■ **What you have to do**
Using the records that follow, work out how many lines hold the string "structured" and provide that number only.

***** Given records

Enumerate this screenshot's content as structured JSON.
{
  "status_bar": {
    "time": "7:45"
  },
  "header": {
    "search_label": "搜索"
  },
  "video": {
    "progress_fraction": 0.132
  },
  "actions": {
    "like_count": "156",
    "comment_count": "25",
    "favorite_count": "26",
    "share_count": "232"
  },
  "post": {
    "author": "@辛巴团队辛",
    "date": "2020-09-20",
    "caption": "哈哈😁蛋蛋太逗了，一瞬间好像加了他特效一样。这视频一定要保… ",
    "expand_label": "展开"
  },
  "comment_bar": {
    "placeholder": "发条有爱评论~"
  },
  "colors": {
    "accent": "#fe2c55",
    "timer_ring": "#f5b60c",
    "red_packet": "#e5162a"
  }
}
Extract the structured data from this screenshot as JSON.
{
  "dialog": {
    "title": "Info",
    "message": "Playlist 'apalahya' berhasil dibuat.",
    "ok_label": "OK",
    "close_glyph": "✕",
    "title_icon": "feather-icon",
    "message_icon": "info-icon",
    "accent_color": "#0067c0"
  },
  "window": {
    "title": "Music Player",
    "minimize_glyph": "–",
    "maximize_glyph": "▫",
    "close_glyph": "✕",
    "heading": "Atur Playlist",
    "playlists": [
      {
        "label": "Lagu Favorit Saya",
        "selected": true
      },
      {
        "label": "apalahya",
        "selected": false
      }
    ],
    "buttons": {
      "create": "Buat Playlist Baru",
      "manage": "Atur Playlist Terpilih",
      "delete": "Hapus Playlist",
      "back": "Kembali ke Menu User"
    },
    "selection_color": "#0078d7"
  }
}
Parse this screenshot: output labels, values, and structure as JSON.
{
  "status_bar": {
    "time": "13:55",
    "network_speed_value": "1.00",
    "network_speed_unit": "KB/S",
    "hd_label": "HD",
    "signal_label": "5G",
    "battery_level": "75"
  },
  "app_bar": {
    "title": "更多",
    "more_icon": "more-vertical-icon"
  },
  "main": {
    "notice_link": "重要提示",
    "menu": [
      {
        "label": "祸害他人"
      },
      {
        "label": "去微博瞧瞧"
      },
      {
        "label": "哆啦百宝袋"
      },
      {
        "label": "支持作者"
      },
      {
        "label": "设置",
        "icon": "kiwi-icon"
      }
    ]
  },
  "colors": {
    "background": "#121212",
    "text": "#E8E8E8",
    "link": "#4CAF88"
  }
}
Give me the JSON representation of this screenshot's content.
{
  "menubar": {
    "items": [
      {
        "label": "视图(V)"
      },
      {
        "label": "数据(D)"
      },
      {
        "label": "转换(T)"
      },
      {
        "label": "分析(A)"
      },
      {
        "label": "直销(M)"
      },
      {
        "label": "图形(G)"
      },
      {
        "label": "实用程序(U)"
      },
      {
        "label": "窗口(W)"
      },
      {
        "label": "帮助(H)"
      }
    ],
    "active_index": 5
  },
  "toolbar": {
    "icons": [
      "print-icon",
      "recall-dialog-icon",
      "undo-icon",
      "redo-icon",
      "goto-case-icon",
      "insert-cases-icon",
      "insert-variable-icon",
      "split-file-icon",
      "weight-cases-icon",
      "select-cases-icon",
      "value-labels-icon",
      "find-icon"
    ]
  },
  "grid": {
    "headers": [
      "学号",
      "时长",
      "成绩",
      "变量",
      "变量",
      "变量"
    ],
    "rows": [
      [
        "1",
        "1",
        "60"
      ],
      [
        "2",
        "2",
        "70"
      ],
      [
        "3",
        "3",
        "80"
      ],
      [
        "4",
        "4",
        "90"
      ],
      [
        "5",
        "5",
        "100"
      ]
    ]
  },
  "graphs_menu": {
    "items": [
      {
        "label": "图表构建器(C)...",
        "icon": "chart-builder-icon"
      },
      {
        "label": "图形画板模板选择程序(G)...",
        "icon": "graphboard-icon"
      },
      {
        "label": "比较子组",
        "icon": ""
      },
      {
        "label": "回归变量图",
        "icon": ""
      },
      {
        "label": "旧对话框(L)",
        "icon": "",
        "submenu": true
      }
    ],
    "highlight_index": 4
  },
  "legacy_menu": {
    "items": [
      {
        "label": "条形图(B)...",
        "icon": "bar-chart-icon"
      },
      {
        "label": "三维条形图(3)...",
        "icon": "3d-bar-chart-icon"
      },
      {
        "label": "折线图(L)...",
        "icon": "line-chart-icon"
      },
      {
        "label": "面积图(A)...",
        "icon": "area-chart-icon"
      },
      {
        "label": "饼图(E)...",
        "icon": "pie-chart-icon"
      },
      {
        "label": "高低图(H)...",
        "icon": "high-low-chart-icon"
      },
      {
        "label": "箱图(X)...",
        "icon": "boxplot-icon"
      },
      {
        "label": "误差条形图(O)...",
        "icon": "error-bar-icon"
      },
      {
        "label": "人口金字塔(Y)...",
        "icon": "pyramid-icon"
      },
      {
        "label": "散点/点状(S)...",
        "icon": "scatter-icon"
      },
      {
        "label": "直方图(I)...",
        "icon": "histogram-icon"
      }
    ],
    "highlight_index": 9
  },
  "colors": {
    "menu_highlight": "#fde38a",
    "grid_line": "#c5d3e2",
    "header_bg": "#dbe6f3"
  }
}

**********

■ **Exercise solution**
2